#### Problem requirements
In the data below, find each line carrying the string "CHALLENGE" and copy it out.

——————————

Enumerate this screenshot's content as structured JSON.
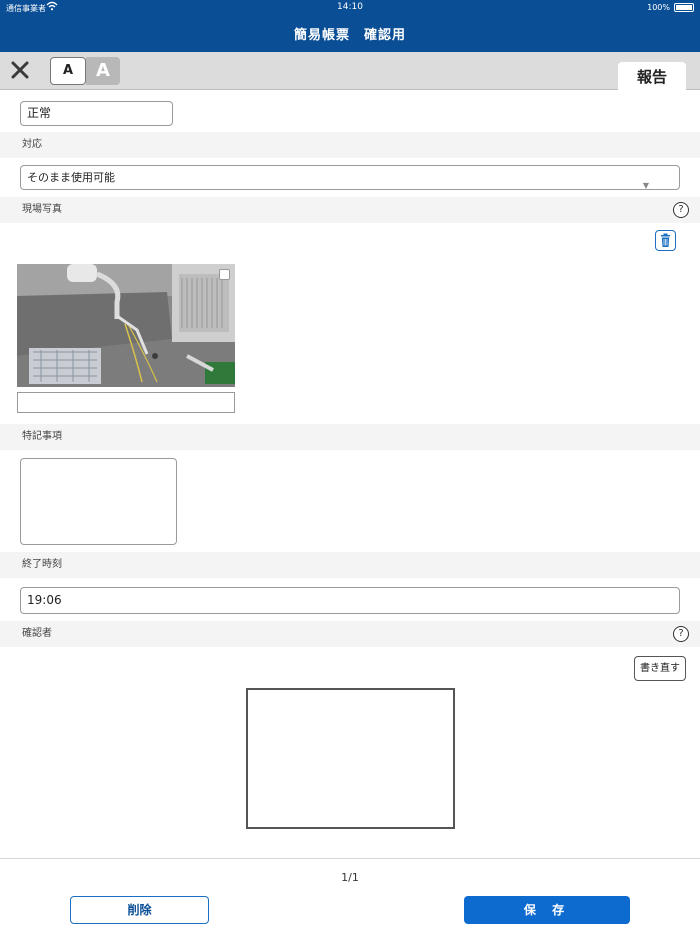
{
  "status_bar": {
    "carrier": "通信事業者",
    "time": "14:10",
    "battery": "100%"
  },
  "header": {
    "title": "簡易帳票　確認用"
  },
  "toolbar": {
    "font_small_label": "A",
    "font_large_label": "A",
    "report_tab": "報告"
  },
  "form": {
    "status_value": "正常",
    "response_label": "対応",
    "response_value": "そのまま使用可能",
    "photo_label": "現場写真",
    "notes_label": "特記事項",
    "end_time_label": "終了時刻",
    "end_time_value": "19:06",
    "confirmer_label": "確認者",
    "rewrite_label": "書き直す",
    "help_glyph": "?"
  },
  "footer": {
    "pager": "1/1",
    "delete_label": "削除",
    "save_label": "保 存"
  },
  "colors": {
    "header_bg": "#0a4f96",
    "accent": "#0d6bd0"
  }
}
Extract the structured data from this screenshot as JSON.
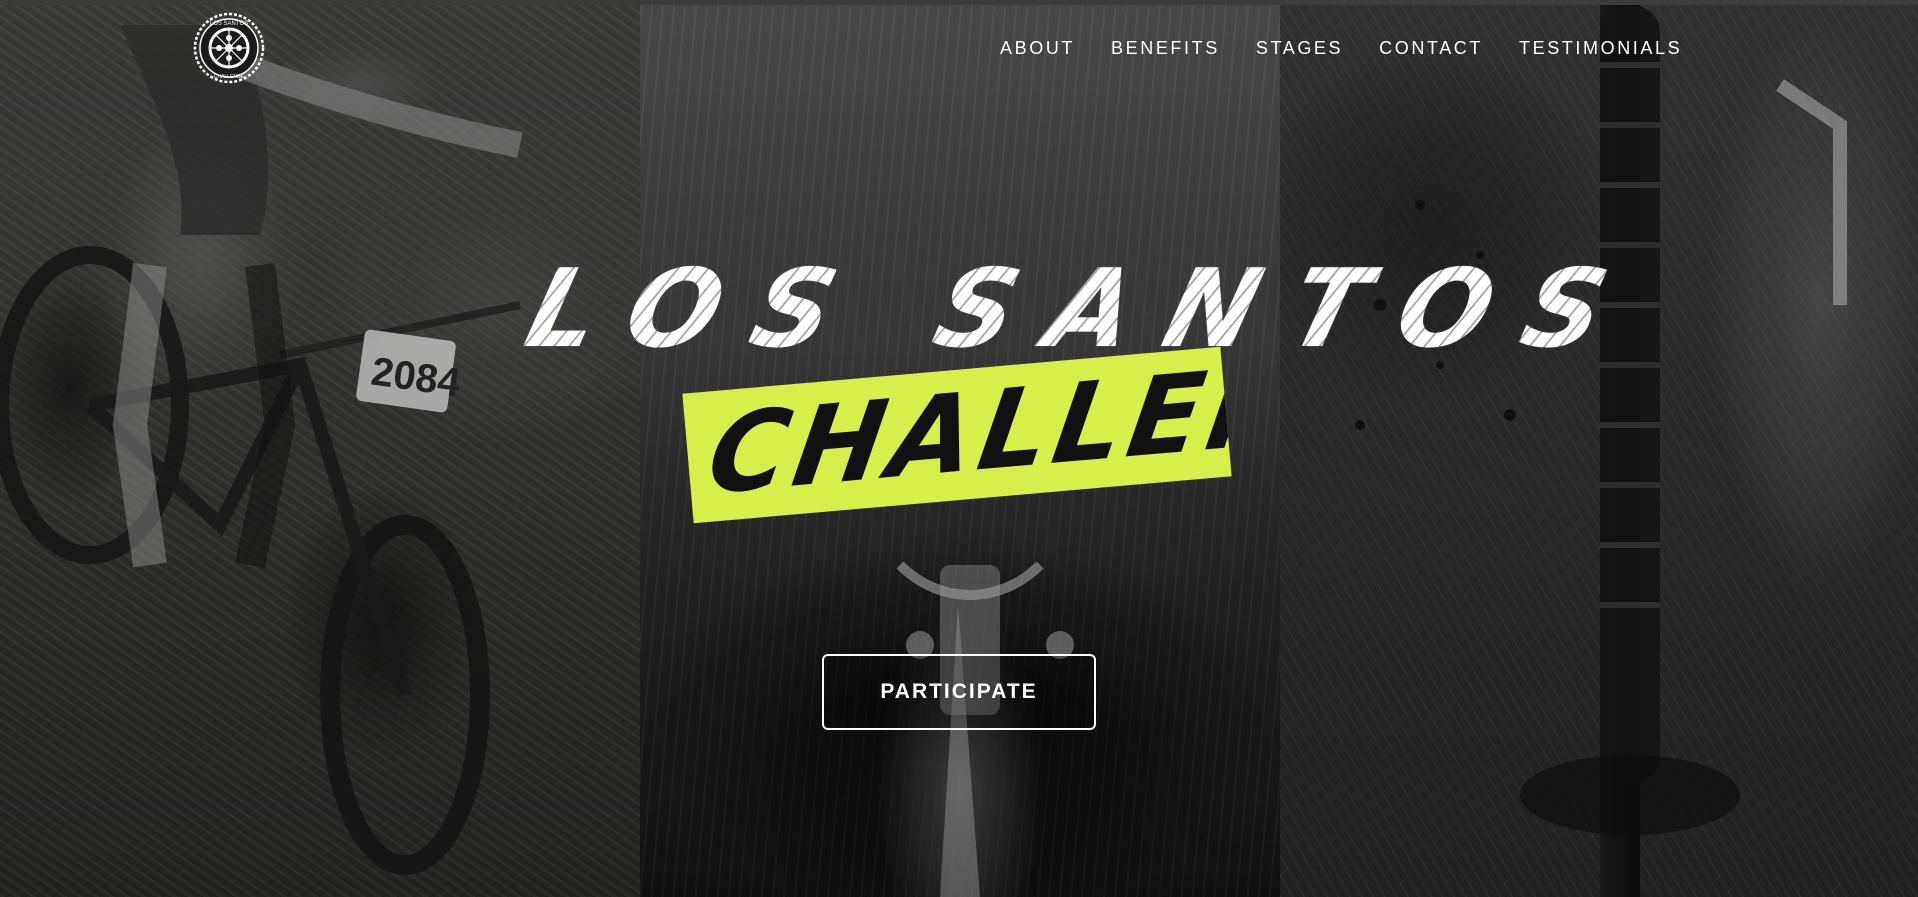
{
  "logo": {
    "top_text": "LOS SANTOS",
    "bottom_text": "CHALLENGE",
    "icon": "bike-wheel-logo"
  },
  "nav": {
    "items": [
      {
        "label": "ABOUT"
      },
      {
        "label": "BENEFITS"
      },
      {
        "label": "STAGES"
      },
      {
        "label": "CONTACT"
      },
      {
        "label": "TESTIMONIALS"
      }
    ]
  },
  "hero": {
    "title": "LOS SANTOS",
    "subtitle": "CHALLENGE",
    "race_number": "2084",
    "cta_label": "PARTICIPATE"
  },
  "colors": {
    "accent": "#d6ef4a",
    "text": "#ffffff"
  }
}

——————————

#### Exercise output
    "bottom_text": "CHALLENGE",
    "subtitle": "CHALLENGE",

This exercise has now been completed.